“Lower availability and supply-side inflationary pressures are the main suspects,” said David Magana, an analyst at Rabobank International.
Mexican avocado output is seen dropping by 8% in the 2021-22 crop year from a record high the previous season, according to the U.S. Agriculture Department. American importers of the fruit are still catching up from a temporary ban on shipments from Michoacan last month stemming from threats against U.S. inspectors.
Mexico accounts for more than 80% of the avocados consumed in the U.S. In California, which feeds about 15% of American demand, production is forecast to rise this year “but clearly not enough to satisfy growing avocado demand in the U.S.,” Magana said.
Companies already are feeling the pinch from higher prices.
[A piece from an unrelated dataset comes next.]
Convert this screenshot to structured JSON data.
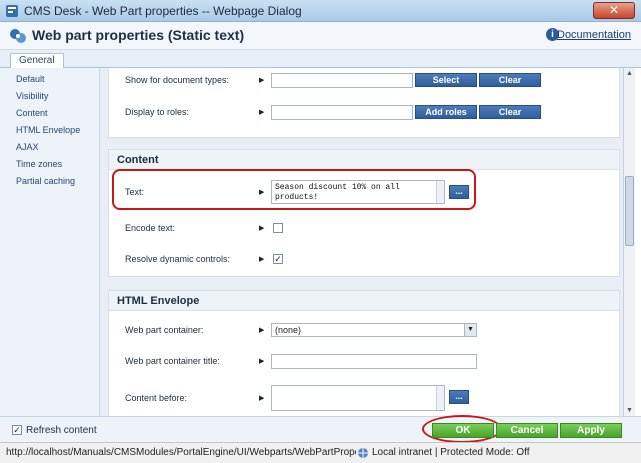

First Watch Restaurant Group said its costs are rising toward the high end of its projections.
Mission Produce Inc, the largest U.S. avocado distributer, saw a 50% increase in average per-unit avocado sales prices “due to lower industry supply out of Mexico, as well as inflationary pressures,” Chief Executive Officer Steve Barnard said in an earnings statement on March 10. “Partially offsetting price gains was an 18% decrease in avocado volume sold, which was primarily driven by lower supply but exacerbated by price sensitivity in select international markets that competed for lower cost sources of fruit.”
U.S. per capita consumption of avocados has more than doubled since 2010 to over nine pounds, according to Rabobank’s research.
More supply relief may come by mid-year, when the Mexican state of Jalisco begins to send fruit to the American market.